May 19, 2024 - Pentecost Sunday

Acts of the Apostles 2:1-11
Psalm 104:1, 24, 29-31, 34
1 Corinthians 12:3b-7, 12-13
Pentecost Sequence
John 20:19-23

The text below printed in bold color and italics was sung.

To hear a recording of the song click on the button below.  Only the first verse and the first line from the song were actually sung during the homily.

Veni Creator Spiritus,
Mentes tuorum visita,
Imple superna gratia,
Quae tu creasti pectora.

Come, Creator Spirit,
Your mind visit [and]
Fill with abundant grace
The hearts which you created.

Today we hear two very different stories of how the disciples received the Holy Spirit.

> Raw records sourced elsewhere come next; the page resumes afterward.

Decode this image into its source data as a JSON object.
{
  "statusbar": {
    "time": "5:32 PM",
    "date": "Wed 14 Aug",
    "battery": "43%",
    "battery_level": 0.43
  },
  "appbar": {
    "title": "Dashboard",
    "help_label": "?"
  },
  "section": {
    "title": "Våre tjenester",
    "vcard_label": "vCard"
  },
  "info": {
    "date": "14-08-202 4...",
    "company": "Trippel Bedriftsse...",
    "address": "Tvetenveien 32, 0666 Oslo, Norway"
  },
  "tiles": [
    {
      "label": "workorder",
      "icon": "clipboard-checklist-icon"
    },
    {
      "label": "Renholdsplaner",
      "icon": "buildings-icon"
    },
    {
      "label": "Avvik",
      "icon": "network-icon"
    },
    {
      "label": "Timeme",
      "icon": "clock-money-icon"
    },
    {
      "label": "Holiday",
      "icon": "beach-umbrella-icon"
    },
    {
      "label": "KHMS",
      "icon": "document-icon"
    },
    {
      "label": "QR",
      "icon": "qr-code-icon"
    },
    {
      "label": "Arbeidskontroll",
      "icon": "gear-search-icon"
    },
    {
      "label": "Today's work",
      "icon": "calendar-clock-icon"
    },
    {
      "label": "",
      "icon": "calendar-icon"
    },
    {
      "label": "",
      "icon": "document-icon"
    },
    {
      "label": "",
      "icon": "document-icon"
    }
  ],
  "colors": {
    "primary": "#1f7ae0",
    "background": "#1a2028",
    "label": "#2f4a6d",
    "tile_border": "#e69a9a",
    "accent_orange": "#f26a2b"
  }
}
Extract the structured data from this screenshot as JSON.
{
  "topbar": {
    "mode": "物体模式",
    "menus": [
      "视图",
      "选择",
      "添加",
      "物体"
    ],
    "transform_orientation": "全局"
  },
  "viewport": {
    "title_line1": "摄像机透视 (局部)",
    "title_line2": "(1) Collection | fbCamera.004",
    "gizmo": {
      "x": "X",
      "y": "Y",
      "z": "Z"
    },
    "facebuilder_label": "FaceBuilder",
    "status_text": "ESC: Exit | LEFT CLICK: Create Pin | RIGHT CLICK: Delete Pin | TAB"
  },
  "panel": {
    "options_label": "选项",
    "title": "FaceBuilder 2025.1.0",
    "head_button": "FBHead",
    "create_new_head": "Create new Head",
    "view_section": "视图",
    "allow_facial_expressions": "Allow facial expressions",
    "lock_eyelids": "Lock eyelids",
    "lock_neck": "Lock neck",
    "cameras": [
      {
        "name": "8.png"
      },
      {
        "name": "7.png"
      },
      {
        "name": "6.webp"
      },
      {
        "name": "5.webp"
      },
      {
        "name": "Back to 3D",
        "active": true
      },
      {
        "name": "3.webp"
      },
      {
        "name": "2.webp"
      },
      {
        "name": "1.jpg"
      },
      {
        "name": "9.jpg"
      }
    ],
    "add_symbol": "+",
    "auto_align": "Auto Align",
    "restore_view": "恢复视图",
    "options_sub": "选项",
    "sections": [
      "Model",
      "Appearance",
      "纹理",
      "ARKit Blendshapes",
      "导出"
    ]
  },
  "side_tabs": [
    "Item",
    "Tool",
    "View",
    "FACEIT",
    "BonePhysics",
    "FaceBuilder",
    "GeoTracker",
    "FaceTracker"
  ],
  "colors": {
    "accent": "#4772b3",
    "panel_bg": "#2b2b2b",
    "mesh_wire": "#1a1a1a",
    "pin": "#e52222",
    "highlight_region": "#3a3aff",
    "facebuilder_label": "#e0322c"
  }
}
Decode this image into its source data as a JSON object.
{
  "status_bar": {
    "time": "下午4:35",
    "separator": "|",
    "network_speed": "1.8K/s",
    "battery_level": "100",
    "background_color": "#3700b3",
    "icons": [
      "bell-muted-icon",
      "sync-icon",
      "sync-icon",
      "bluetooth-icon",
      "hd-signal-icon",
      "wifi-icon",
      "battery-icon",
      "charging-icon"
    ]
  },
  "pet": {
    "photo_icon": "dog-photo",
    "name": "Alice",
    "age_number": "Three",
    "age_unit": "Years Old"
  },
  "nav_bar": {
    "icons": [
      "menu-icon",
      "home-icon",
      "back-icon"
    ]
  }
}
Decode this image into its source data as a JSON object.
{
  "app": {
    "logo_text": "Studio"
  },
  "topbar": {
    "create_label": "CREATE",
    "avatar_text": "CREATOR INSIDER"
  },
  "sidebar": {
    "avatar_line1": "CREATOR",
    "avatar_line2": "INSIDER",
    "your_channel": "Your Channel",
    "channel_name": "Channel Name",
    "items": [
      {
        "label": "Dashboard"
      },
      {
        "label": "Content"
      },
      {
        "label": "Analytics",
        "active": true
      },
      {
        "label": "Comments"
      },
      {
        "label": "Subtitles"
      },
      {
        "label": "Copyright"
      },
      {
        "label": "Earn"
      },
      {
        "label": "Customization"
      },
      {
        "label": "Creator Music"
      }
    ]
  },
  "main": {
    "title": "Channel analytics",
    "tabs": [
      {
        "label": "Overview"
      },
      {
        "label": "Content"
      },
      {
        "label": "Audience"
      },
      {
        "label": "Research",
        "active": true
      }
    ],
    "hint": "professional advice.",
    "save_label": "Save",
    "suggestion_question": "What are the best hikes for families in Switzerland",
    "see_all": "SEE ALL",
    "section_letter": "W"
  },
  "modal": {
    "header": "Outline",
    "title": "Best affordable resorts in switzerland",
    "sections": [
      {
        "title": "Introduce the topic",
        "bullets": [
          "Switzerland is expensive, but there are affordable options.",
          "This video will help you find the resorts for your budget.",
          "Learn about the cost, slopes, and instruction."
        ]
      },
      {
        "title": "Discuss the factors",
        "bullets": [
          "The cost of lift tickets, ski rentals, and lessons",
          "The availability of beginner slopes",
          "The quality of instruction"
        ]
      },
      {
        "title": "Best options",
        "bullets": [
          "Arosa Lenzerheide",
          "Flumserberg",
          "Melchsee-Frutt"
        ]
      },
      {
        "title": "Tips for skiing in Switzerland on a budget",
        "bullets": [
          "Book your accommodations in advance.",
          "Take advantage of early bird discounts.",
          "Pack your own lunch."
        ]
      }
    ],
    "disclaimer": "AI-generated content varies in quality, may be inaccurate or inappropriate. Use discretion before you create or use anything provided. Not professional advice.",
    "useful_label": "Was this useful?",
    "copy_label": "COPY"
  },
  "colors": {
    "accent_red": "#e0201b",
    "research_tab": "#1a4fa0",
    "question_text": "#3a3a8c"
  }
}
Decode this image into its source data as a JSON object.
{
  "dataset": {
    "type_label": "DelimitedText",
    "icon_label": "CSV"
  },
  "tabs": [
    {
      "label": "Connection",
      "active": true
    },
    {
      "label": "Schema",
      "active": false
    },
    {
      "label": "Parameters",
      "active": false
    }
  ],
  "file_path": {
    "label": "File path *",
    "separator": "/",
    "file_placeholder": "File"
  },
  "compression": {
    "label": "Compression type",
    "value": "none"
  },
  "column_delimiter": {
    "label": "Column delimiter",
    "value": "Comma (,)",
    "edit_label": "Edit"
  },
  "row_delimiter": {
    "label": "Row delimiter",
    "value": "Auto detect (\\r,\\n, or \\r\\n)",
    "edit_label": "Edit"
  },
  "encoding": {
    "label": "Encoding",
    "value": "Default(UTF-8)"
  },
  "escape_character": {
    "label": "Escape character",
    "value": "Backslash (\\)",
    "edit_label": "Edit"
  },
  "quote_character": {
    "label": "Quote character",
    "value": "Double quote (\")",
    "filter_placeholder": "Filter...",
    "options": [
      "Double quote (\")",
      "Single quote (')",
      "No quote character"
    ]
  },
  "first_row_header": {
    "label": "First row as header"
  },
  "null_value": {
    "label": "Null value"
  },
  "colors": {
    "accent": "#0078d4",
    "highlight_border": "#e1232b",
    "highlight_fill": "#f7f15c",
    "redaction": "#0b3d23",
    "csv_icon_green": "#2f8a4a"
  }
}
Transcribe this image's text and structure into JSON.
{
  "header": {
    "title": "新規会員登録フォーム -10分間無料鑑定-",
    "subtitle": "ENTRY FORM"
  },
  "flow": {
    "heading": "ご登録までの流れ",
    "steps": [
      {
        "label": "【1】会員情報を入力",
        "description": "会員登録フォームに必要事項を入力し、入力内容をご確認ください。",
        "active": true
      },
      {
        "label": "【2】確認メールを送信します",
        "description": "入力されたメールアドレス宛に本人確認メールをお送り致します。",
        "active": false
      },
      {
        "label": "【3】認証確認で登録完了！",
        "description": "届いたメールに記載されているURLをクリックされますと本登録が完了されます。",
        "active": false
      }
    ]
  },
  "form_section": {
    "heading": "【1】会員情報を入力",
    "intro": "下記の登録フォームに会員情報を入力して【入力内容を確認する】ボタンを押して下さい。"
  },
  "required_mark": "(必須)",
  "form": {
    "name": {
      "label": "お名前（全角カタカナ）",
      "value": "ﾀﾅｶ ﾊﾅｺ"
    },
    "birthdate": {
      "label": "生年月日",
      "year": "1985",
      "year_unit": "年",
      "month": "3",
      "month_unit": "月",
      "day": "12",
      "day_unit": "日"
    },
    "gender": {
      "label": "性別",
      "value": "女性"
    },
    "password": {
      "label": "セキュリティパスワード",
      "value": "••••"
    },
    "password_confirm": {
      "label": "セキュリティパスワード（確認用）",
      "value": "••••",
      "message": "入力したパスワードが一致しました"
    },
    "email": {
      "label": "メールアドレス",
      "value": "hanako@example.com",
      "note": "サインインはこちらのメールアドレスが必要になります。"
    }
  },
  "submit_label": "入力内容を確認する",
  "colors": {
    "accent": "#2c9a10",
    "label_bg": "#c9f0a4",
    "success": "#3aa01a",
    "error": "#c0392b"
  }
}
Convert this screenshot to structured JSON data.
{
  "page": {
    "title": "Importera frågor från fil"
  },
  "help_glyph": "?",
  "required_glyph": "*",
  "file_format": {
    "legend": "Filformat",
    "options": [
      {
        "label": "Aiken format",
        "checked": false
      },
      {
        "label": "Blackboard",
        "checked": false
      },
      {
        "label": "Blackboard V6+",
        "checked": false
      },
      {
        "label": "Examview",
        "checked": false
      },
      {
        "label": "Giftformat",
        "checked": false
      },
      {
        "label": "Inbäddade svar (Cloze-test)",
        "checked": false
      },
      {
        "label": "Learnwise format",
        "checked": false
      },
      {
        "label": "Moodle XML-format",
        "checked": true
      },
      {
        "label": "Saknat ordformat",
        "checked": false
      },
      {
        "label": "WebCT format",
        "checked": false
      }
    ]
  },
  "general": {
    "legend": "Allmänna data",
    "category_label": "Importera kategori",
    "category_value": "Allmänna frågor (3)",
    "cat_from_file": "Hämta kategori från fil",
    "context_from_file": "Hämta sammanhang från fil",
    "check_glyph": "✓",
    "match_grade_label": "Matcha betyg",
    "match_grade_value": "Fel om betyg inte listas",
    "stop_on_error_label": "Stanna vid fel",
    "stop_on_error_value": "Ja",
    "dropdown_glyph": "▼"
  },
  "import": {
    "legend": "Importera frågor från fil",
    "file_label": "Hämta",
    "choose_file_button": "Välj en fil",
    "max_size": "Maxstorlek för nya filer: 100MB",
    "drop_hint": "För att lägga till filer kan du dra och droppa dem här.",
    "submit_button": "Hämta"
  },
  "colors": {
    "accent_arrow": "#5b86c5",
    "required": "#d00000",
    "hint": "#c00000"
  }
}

In the Acts of the Apostles,
Luke tells us how the Spirit suddenly came upon them
like a strong driving wind
and tongues of fire.

In the Gospel according to John
Jesus breathes on them
and says, “Receive the Holy Spirit.”

In the acts of the Apostles
this happens fifty days after the Resurrection.

In John’s gospel,
it happens on the very same day
as the Resurrection.

In both instances
it happens in the upper room,
behind closed and locked doors
where the disciples are gathered
in fear and trembling.

In both instances
it comes as a surprise.

The Spirit surprised the disciples of the Lord.

The Spirit changed them.

Ultimately it enabled them to leave the upper room,
to vanquish their fears and disappointments.

It gave them courage,
wisdom and understanding.


Veni Creator Spiritus!


In our second reading
Paul reminds the Corinthians and us
that we were all baptized in one Spirit,
the same Spirit that came upon the disciples
in the upper room
years before that.

St. Paul wasn’t in the upper room,
but he received the Holy Spirit.

He was lying on the ground,
blinded by the light,
when a voice came to him.

He knows that the Spirit comes to all of us,
but he also knows that the Spirit comes in many different ways.


Veni Creator Spiritus!


Each one of us here has received the Holy Spirit.

Some of us received the Spirit
in the waters of Baptism
and in the anointing and laying on of hands at Confirmation.

Some of us, however,
received the Spirit that led us to the sacraments.

All us, in one way or another,
have been blessed by the Spirit.

As Paul reminds us today,
“There are different kinds of spiritual gifts…
there are different forms of service…
there are different workings…”
but it is “…the same Spirit;
… the same Lord;
… the same God who produces all of them.”

No matter who we are,
Paul reminds us,
“we were all given to drink of the one Spirit!”


Veni Creator Spiritus!


Each and every time we gather here,
the Spirit is at work among us.

Each and every time we hear the Word proclaimed,
the Spirit speaks to our hearts.

Each and every time we eat Christ’s Body
and drink Christ’s Blood,
the Spirit within us is nourished and strengthened.

Each and every time we say,
“Jesus is Lord,”
the Spirit is at work in us.

Whenever we speak a kind word,
whenever we do a good deed,
whenever we extend a helping hand,
whenever we share with someone in need,
the Spirit is at work in us.


Veni Creator Spiritus!


Just as there were different ways
in which the Spirit was revealed long ago,
there are countless ways in which the Spirit
works in us.

In fact,
we would not be here this morning
if the Spirit had not been at work
in our lives.

Sometimes we don’t notice what the Spirit is doing.

Sometimes we wonder how or why something happened,
why or how we knew what to do.

We wonder what came over us,
what inspired us.

In every one of those situations,
the Spirit was at work in us.

Sometimes we just give too  little credit to what the Spirit is doing.


Veni Creator Spiritus!


While the Spirit may not have descended upon us,
like a dove flying down from heaven,
while the Risen Lord may not have walked into a locked room
and breathed upon us,
while a strong driving winds may not have blown our way,
nor tongues of fire parted and settled on each of us,
while we may not have been knocked to the ground or blinded by the light,
we have all been blessed by the Spirit.

And for this, today,
we give thanks.


Veni Creator Spiritus,
Mentes tuorum visita,
Imple superna gratia,
Quae tu creasti pectora.